Dataset rows for apps and sites
^^^^

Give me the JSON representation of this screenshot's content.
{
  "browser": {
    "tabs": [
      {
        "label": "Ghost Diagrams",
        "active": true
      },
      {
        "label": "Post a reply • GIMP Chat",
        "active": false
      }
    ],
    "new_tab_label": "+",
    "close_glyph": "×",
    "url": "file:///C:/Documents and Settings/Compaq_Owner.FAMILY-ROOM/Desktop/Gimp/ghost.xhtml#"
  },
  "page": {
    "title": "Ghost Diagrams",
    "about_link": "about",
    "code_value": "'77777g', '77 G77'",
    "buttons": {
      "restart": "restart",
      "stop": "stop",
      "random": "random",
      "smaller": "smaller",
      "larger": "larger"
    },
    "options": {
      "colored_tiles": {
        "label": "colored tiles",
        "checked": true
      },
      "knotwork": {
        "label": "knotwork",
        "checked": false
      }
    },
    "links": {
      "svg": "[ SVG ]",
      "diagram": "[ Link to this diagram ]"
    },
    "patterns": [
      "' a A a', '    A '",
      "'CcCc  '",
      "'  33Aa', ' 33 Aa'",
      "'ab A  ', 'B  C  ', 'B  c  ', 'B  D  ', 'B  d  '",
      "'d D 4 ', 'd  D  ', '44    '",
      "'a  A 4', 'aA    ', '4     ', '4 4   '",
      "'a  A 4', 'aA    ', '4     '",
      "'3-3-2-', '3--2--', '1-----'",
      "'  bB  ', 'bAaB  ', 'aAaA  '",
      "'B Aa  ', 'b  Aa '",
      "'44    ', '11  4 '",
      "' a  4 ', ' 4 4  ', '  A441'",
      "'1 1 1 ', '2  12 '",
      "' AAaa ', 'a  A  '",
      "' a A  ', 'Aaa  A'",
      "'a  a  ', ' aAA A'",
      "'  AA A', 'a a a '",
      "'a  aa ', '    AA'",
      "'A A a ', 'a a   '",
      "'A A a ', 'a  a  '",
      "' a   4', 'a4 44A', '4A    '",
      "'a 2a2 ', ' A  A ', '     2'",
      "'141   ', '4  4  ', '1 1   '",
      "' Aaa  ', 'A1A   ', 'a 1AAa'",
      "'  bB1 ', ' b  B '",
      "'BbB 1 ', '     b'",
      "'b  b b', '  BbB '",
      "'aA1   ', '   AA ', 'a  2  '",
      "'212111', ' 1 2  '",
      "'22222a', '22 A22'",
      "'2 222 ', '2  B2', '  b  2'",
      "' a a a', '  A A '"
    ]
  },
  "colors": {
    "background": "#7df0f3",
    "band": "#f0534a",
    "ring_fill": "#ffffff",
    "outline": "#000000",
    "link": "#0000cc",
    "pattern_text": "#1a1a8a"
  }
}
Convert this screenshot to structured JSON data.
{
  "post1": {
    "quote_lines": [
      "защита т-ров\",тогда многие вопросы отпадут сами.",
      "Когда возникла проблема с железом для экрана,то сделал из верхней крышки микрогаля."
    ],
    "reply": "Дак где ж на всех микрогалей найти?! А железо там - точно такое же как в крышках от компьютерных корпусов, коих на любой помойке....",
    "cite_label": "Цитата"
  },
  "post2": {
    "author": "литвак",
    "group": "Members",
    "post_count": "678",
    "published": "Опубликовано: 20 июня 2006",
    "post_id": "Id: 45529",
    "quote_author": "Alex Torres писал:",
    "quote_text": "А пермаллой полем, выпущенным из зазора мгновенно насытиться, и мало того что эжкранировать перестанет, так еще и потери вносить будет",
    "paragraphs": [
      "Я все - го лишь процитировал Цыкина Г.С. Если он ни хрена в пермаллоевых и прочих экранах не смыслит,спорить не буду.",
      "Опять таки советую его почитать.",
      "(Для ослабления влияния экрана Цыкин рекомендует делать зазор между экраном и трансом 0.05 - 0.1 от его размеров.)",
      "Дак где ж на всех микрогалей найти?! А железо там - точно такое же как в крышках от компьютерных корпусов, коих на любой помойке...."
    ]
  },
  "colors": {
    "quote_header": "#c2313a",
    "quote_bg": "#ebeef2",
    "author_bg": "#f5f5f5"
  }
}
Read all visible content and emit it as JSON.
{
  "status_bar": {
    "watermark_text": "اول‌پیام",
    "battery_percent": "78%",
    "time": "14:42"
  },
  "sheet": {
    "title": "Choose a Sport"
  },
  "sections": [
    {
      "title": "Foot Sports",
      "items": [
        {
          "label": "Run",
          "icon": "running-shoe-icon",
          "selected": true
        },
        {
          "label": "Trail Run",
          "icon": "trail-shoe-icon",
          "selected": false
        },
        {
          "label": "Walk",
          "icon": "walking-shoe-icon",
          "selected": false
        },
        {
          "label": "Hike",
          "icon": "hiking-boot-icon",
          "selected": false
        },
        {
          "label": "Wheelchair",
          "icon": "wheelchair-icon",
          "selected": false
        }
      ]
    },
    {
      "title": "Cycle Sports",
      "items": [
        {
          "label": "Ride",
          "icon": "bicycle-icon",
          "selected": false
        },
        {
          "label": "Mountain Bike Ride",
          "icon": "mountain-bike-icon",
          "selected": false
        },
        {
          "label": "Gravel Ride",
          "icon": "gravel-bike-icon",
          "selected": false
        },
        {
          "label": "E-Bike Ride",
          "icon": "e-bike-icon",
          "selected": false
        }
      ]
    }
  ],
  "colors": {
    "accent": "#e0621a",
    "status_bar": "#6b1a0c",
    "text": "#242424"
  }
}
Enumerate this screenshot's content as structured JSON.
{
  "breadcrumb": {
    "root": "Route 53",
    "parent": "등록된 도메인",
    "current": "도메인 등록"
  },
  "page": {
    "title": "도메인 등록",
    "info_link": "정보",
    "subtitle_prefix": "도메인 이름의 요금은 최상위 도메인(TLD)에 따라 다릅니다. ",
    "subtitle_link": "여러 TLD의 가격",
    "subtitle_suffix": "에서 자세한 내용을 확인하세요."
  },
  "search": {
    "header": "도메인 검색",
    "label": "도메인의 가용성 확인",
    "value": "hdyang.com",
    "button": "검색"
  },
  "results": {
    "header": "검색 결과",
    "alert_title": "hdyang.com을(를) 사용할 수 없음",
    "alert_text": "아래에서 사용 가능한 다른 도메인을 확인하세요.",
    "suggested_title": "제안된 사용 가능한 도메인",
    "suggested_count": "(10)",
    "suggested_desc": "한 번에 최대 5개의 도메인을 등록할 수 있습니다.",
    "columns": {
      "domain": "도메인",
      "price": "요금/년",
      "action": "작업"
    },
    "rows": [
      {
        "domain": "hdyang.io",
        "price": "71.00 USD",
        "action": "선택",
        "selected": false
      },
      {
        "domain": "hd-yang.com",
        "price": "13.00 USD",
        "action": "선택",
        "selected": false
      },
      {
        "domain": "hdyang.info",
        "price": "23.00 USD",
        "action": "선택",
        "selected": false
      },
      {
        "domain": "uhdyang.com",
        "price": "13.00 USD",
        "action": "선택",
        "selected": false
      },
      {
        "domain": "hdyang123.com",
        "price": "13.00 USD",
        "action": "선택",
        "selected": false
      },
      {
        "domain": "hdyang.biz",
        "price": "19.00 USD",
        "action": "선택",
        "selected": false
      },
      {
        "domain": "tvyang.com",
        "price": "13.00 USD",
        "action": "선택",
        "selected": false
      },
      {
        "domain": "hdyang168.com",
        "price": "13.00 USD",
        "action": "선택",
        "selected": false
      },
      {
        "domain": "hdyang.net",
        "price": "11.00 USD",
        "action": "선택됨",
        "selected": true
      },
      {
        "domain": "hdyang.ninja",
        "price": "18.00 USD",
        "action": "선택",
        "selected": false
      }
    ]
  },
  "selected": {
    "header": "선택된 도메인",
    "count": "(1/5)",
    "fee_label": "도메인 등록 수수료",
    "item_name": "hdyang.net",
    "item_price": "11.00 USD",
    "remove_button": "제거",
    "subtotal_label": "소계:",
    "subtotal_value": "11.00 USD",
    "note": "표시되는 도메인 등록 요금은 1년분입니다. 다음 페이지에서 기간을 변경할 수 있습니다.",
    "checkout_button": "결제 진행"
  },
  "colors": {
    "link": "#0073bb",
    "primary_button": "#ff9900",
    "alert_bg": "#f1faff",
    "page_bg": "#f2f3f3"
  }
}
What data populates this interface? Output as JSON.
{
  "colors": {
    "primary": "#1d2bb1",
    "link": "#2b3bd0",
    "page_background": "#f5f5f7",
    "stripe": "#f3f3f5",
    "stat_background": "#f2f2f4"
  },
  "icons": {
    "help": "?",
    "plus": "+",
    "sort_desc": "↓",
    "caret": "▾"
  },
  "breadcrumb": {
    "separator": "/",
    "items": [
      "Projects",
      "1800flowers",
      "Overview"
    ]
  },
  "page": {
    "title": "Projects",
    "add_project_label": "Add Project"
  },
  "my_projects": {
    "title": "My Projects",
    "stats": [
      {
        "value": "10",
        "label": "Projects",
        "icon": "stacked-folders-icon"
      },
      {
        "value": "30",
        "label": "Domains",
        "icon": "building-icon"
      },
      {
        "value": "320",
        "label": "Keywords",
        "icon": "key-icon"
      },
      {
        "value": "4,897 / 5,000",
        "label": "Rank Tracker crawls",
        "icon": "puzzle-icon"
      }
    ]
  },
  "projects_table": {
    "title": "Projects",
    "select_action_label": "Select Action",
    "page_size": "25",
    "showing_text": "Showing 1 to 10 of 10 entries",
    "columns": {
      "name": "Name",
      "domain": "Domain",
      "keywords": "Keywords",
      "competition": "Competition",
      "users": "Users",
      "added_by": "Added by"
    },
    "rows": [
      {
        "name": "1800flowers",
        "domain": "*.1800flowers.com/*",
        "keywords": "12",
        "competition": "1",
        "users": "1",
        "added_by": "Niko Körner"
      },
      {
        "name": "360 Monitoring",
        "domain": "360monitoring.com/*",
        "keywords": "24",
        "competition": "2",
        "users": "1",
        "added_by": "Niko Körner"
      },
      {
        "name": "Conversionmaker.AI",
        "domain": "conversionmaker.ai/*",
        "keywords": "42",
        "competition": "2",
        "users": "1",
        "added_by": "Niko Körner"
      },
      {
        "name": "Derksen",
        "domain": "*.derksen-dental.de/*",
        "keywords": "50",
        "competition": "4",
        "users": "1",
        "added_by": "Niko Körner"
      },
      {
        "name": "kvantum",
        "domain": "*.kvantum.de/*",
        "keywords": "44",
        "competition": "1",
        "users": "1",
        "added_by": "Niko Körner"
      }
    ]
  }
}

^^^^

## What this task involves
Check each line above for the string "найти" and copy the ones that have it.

## Finished task
    "reply": "Дак где ж на всех микрогалей найти?! А железо там - точно такое же как в крышках от компьютерных корпусов, коих на любой помойке....",
      "Дак где ж на всех микрогалей найти?! А железо там - точно такое же как в крышках от компьютерных корпусов, коих на любой помойке...."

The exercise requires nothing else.